▶ WORK TO BE COMPLETED
Which lines of the records below contain the word "шрифта"? Copy each of them out.

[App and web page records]

——

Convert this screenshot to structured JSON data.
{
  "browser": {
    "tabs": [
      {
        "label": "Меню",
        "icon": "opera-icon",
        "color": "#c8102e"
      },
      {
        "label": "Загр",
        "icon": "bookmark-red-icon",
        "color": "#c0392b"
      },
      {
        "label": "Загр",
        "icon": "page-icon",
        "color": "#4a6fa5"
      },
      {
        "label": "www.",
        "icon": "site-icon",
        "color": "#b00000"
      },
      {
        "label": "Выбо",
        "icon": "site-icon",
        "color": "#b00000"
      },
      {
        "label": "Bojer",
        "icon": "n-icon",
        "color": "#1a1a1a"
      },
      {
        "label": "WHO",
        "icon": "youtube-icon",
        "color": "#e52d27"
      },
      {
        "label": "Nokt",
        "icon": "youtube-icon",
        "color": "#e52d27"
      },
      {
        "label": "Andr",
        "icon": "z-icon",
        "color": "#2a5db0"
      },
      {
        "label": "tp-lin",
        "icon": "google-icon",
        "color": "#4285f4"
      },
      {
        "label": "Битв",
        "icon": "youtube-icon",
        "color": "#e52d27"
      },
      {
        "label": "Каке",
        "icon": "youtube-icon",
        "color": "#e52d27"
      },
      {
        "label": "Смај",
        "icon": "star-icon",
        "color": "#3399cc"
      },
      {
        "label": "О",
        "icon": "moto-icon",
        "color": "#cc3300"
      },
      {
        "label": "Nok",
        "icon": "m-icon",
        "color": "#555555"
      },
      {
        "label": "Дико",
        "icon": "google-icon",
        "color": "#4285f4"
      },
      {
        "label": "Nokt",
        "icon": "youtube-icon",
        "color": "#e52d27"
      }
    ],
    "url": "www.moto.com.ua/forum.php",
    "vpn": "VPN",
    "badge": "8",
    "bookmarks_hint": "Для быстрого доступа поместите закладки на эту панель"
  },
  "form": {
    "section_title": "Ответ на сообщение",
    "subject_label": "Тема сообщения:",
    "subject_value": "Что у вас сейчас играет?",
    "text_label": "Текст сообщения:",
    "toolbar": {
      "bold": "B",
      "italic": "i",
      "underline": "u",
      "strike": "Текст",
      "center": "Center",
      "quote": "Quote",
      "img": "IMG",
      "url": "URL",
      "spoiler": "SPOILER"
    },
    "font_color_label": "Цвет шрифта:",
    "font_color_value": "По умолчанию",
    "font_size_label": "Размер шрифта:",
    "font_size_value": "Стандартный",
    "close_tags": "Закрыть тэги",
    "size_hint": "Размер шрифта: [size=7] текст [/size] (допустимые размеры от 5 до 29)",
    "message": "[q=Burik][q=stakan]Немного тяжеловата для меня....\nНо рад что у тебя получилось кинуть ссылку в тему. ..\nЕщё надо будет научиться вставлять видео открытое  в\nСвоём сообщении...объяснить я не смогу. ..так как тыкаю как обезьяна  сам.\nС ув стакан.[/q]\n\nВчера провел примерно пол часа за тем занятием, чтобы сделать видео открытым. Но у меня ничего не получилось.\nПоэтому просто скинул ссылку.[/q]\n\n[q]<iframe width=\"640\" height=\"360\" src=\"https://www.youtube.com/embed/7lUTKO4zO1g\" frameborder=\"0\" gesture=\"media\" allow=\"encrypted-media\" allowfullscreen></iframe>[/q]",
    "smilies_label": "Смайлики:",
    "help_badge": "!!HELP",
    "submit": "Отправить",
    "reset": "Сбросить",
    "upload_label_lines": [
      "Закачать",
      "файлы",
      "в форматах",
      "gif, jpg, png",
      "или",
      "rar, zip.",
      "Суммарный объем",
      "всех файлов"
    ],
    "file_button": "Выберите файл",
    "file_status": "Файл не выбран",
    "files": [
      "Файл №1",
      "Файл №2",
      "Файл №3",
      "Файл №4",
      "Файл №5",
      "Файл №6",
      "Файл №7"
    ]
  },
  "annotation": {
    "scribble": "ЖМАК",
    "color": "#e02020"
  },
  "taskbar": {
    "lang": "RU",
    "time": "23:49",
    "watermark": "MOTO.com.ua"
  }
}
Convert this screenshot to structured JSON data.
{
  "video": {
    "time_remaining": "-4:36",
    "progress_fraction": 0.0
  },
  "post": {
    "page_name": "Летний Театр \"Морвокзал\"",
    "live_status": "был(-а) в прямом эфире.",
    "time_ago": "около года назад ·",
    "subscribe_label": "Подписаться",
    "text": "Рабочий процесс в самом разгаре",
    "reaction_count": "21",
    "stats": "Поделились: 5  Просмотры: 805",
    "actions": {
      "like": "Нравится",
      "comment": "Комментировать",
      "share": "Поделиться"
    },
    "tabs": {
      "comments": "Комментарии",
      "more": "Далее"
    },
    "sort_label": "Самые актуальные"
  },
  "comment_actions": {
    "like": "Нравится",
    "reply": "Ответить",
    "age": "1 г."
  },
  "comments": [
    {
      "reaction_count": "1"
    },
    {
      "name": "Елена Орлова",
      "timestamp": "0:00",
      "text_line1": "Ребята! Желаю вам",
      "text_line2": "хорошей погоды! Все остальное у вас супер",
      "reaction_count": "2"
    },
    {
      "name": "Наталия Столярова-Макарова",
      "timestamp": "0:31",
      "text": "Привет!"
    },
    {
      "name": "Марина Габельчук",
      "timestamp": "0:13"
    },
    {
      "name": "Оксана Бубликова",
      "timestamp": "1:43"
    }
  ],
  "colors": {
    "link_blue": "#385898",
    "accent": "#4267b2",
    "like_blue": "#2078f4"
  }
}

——

▶ WRITTEN ANSWER
    "font_color_label": "Цвет шрифта:",
    "font_size_label": "Размер шрифта:",
    "size_hint": "Размер шрифта: [size=7] текст [/size] (допустимые размеры от 5 до 29)",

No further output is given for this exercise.